Ironically, the fifth wrong-site surgery occurred at Rhode Island Hospital as it continues working with The Joint Commission's Center for Transforming Healthcare on improving surgical protocols. The hospital volunteered for the project to improve the safeguards to prevent patients from undergoing wrong-site, wrong-side, and wrong-patient surgical procedures.

Rhode Island Hospital CEO Timothy Babineau said the hospital has put "a tremendous amount of work" into error prevention after the string of embarrassing wrong-site surgeries, which included participating in the national pilot program to prevent surgical errors. In June 2009, the Hospital Association of Rhode Island announced that all hospitals and surgical centers in the state had agreed to follow the same process to prevent surgical errors, making Rhode Island the first state in which a uniform protocol was voluntarily adopted by all surgical providers.

"This error reminds us of the extraordinary complexity and difficulties in preventing medical errors — particularly wrong-site surgery," Babineau said.

The Joint Commission project is addressing the problem of wrong-site surgery using Robust Process Improvement (RPI), a systematic and data-driven, problem-solving methodology. RPI incorporates specific tools and methods from Lean Six Sigma and change management methodologies. The project team includes hospital leadership, surgeons, operating room staff, and physicians from Rhode Island Hospital and a team from the center that is expert in RPI.

The Joint Commission Center for Transforming Healthcare recently developed and recommended solutions that are designed to reduce the risk of wrong-site surgery at Rhode Island Hospital. The solutions include:

• Check and verify documents at the time of scheduling a procedure.

• Surgeon to mark the correct surgical site in the preoperative area.

• Point to the surgical site during the timeout.

• Streamline paperwork to further decrease distractions.

• Define the roles and responsibilities of team members for conducting preoperative marking, identification, and timeout.

• Empower everyone on the team to stop the process if there are any concerns.

These solutions are focused on caregivers being in the right roles and performing the right tasks. The solutions also build on The Joint Commission's Universal Protocol. Rhode Island Hospital will be testing these solutions over the next few months, according to The Joint Commission.

Patient safety experts also urge hospitals to involve the patient and family members in efforts to avoid wrong-site surgery.
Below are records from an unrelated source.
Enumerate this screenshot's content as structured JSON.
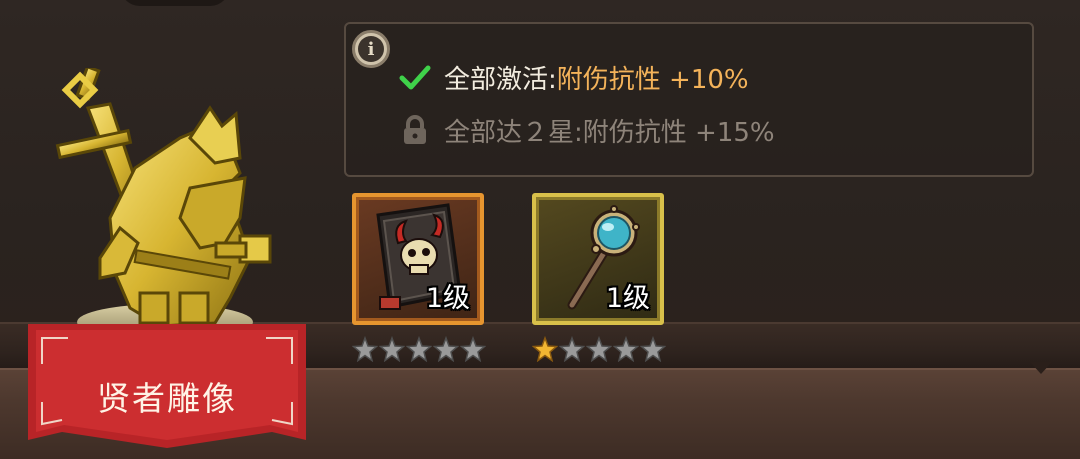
{
  "statue": {
    "name": "贤者雕像",
    "icon": "golden-dwarf-statue"
  },
  "info_panel": {
    "info_icon_glyph": "i",
    "bonuses": [
      {
        "condition": "全部激活:",
        "effect": "附伤抗性 +10%",
        "status": "active",
        "icon": "check-icon"
      },
      {
        "condition": "全部达２星:",
        "effect": "附伤抗性 +15%",
        "status": "locked",
        "icon": "lock-icon"
      }
    ]
  },
  "items": [
    {
      "name": "skull-book",
      "level_label": "1级",
      "stars_filled": 0,
      "stars_total": 5,
      "rarity_color": "#e6952f"
    },
    {
      "name": "crystal-scepter",
      "level_label": "1级",
      "stars_filled": 1,
      "stars_total": 5,
      "rarity_color": "#d8c04a"
    }
  ],
  "colors": {
    "active_text": "#f2ecdf",
    "active_effect": "#f4b35a",
    "locked_text": "#8e847a",
    "banner_red": "#c0282b",
    "star_gold": "#f2b632",
    "star_gray": "#9a9a9a"
  }
}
Martine Ehrenclou, author of Critical Conditions ... The Essential Hospital Guide to Get Your Loved One Out Alive, notes that there is a growing trend for health providers to actively encourage family members to act as an advocate for the patient who is going to have surgery.

"The family member can ask the surgeon, anesthesiologist, or nurse to verbally repeat exactly which site is to be operated on and request that it be marked there and then," she says. "If no family member is available, the patient can also mark the surgery site on his or her body before entering the operating room. Hospitalized patients need watchdogs. What better watchdog than a family member who has a personal vested interest in the safety of the patient?"

Source

For more information on patient advocacy, contact:

• Martine Ehrenclou, author of Critical Conditions ... The Essential Hospital Guide to Get Your Loved One Out Alive, Los Angeles. Telephone: (310) 458-6047. E-mail: martine@criticalconditions.com.